In any case, the argument falls because of the quantity of assumptions made.
Some claim that, without a God, life is purposeless.
It’s possible to discuss how we can give our own lives meaning: but even beyond that, supposing that our lives are meaningless without a Creator ultimately does nothing for theism.
God has no Creator (for whatever reason), as believers often point out. By their logic, God would be purposeless: so whatever God does must also be. In the same way they say humanity is meaningless without a Creator, then God should also be (by extension, humanity again). All this argument does is shift the level.
When exceptions are made for God, then alarm bells should ring. If God can create a purpose for something as supposedly powerful as itself, then why can humanity not?
Whatever the case, even should humans be unable to make their own meaning, it fails to show God exists.
In The Name Of…
A lot of the time you can hear people blaming atheism as a whole for the actions of some individuals; commonly, there’s the classic ‘Hitler was an atheist!’ (even though that’s questionable), or ‘Stalin was an atheist!’ often leading to some variation on the claims that the atrocities perpetrated by those individuals were somehow tied inextricably to their atheism.
Here’s the thing:
Atheism has no creed, or book of rules. It has no teachings, or instructions beyond: ‘There is no God’ or, more commonly, ‘There is no reason to believe in God.’
Miracles are commonly claimed as, if not proof, then strong evidence for God. Aside from how the supernatural can exist independent of God, and how there are miracles observed and attributed to various different religions, how many of these could realistically be the work of a deity?
A Personal Bible
Not just relevant to Christianity, but it’s the most popular, and so it’s the one I’ll mention by name. Feel free to insert the names of alternative holy texts.

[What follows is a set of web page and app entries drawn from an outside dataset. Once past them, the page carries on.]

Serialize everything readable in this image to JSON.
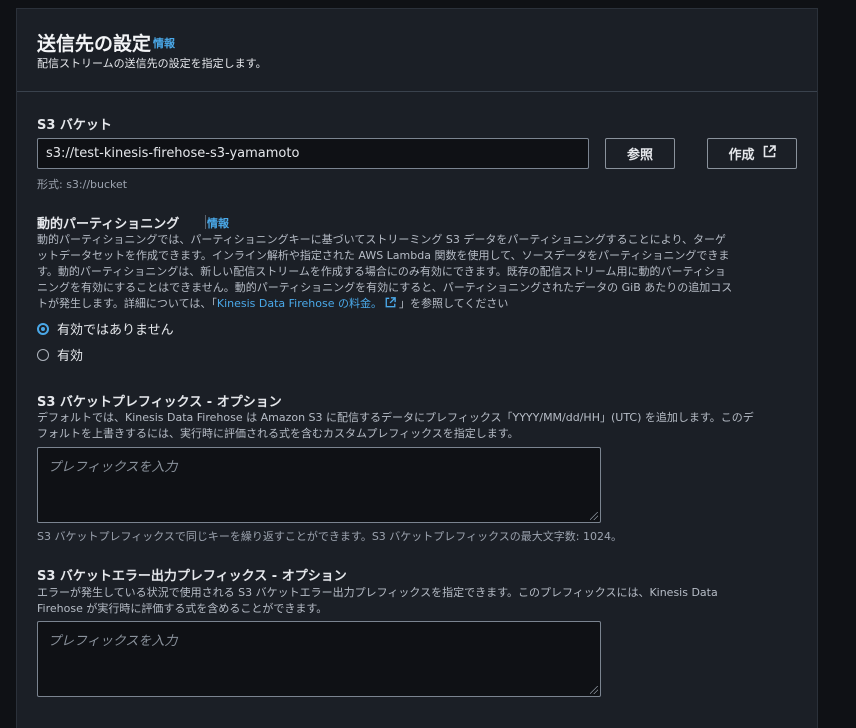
{
  "header": {
    "title": "送信先の設定",
    "info": "情報",
    "subtitle": "配信ストリームの送信先の設定を指定します。"
  },
  "s3_bucket": {
    "label": "S3 バケット",
    "value": "s3://test-kinesis-firehose-s3-yamamoto",
    "browse_label": "参照",
    "create_label": "作成",
    "format_hint": "形式: s3://bucket"
  },
  "dynamic_partitioning": {
    "label": "動的パーティショニング",
    "info": "情報",
    "description_lines": [
      "動的パーティショニングでは、パーティショニングキーに基づいてストリーミング S3 データをパーティショニングすることにより、ターゲ",
      "ットデータセットを作成できます。インライン解析や指定された AWS Lambda 関数を使用して、ソースデータをパーティショニングできま",
      "す。動的パーティショニングは、新しい配信ストリームを作成する場合にのみ有効にできます。既存の配信ストリーム用に動的パーティショ",
      "ニングを有効にすることはできません。動的パーティショニングを有効にすると、パーティショニングされたデータの GiB あたりの追加コス"
    ],
    "description_last_prefix": "トが発生します。詳細については、「",
    "description_link": "Kinesis Data Firehose の料金。",
    "description_last_suffix": "」を参照してください",
    "options": [
      {
        "label": "有効ではありません",
        "selected": true
      },
      {
        "label": "有効",
        "selected": false
      }
    ]
  },
  "prefix": {
    "label": "S3 バケットプレフィックス - オプション",
    "description_lines": [
      "デフォルトでは、Kinesis Data Firehose は Amazon S3 に配信するデータにプレフィックス「YYYY/MM/dd/HH」(UTC) を追加します。このデ",
      "フォルトを上書きするには、実行時に評価される式を含むカスタムプレフィックスを指定します。"
    ],
    "placeholder": "プレフィックスを入力",
    "hint": "S3 バケットプレフィックスで同じキーを繰り返すことができます。S3 バケットプレフィックスの最大文字数: 1024。"
  },
  "error_prefix": {
    "label": "S3 バケットエラー出力プレフィックス - オプション",
    "description_lines": [
      "エラーが発生している状況で使用される S3 バケットエラー出力プレフィックスを指定できます。このプレフィックスには、Kinesis Data",
      "Firehose が実行時に評価する式を含めることができます。"
    ],
    "placeholder": "プレフィックスを入力"
  },
  "colors": {
    "link": "#4aa8e8",
    "panel_bg": "#1b1f26",
    "page_bg": "#0f1115"
  }
}
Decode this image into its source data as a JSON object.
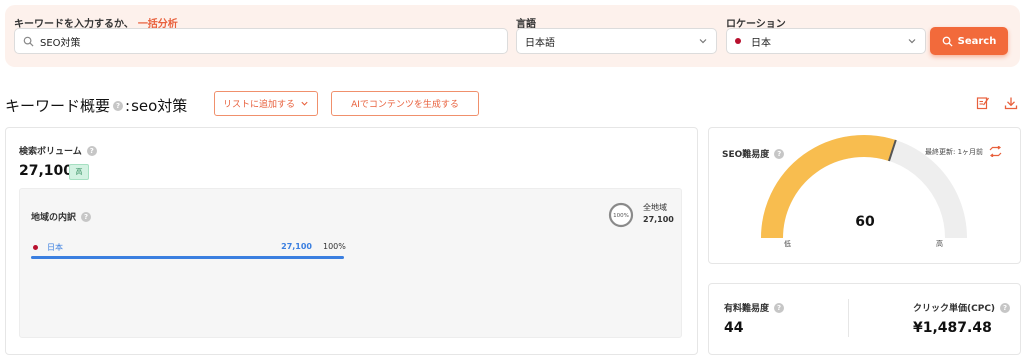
{
  "search": {
    "keyword_label": "キーワードを入力するか、",
    "bulk_link": "一括分析",
    "keyword_value": "SEO対策",
    "language_label": "言語",
    "language_value": "日本語",
    "location_label": "ロケーション",
    "location_value": "日本",
    "search_button": "Search"
  },
  "header": {
    "title": "キーワード概要",
    "title_keyword": "seo対策",
    "add_to_list": "リストに追加する",
    "ai_generate": "AIでコンテンツを生成する"
  },
  "volume": {
    "label": "検索ボリューム",
    "value": "27,100",
    "level": "高",
    "region_title": "地域の内訳",
    "donut_pct": "100%",
    "all_regions_label": "全地域",
    "all_regions_value": "27,100",
    "rows": [
      {
        "country": "日本",
        "volume": "27,100",
        "percent": "100%",
        "share": 1.0
      }
    ]
  },
  "seo": {
    "label": "SEO難易度",
    "last_updated": "最終更新: 1ヶ月前",
    "score": "60",
    "score_value": 60,
    "low": "低",
    "high": "高",
    "gauge_color": "#f8bd4f",
    "track_color": "#eeeeee"
  },
  "paid": {
    "label": "有料難易度",
    "value": "44",
    "cpc_label": "クリック単価(CPC)",
    "cpc_value": "¥1,487.48"
  },
  "colors": {
    "accent": "#f26a3b",
    "progress": "#3b7fe0"
  }
}
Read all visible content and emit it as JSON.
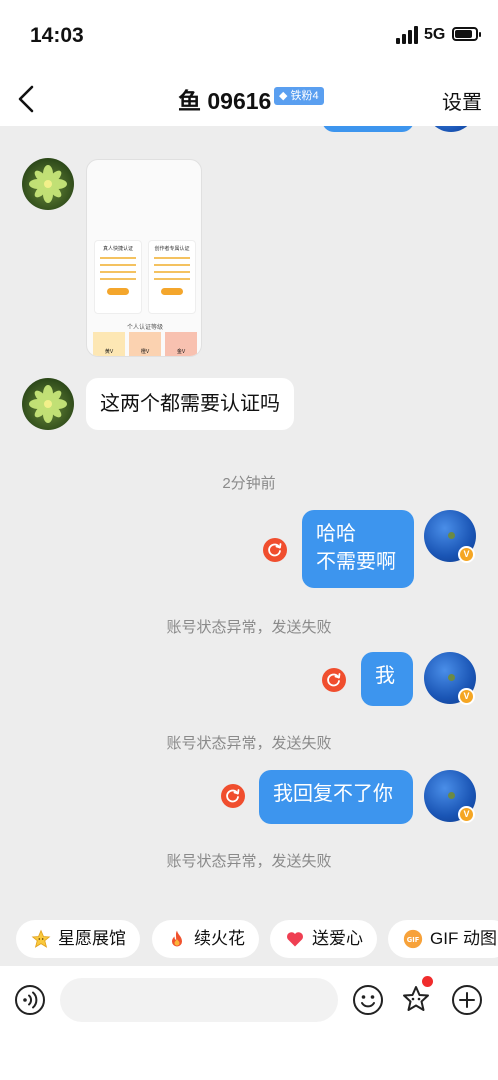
{
  "status_bar": {
    "time": "14:03",
    "network": "5G"
  },
  "header": {
    "back_icon": "chevron-left-icon",
    "title": "鱼 09616",
    "fan_badge": "铁粉4",
    "settings_label": "设置"
  },
  "messages": {
    "image_card": {
      "card1_title": "真人快捷认证",
      "card2_title": "创作者专属认证",
      "section_title": "个人认证等级",
      "level_labels": [
        "黄V",
        "橙V",
        "金V"
      ]
    },
    "text1": "这两个都需要认证吗",
    "time_divider": "2分钟前",
    "out1": {
      "line1": "哈哈",
      "line2": "不需要啊"
    },
    "fail1": "账号状态异常，发送失败",
    "out2": "我",
    "fail2": "账号状态异常，发送失败",
    "out3": "我回复不了你",
    "fail3": "账号状态异常，发送失败"
  },
  "quick_actions": [
    {
      "label": "星愿展馆",
      "icon": "star-face-icon"
    },
    {
      "label": "续火花",
      "icon": "flame-icon"
    },
    {
      "label": "送爱心",
      "icon": "heart-icon"
    },
    {
      "label": "GIF 动图",
      "icon": "gif-icon"
    }
  ],
  "input_bar": {
    "placeholder": ""
  },
  "colors": {
    "accent": "#3d95ee",
    "error": "#f04e2e",
    "background": "#ededed"
  }
}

When people quote the Bible, is it just their own view that they put forwards? Possibly, possibly not. I’ll examine.
Some, though not all, believers state that God tests individuals, by making them experience suffering: it’s one possible resolution to the problem of evil.
I don’t know how widespread this idea is, I always thought it was fairly unpopular, but I’ve just seen a few Christians express the idea, so I thought it merited a mention.
Apparently one reason why evil exists is because God desires to test individuals: and there’s some scriptural evidence for this in several religions: such as the classic tale of Abraham.
Unfortunately, the whole idea raises more questions than it answers.
You will not go to heaven. Even should the religion be true, and you believe in it, it will not be you that lives there: if heaven is to be at all pleasant, your mind would have to be altered beyond all recognition. Ability to suffer/harm? Gone. Goodbye free will; and empathy and compassion? Lost, burnt away. Something as simple as boredom wiped away too; else eternity would make heaven into a hell.
You won’t go to heaven. Your memories, maybe; but not all of them. A fraction of an echo of you is all that can ever go to heaven, if it’s to be anywhere near as good as believers say.
So don’t advertise it as eternal life. It won’t be you that goes there.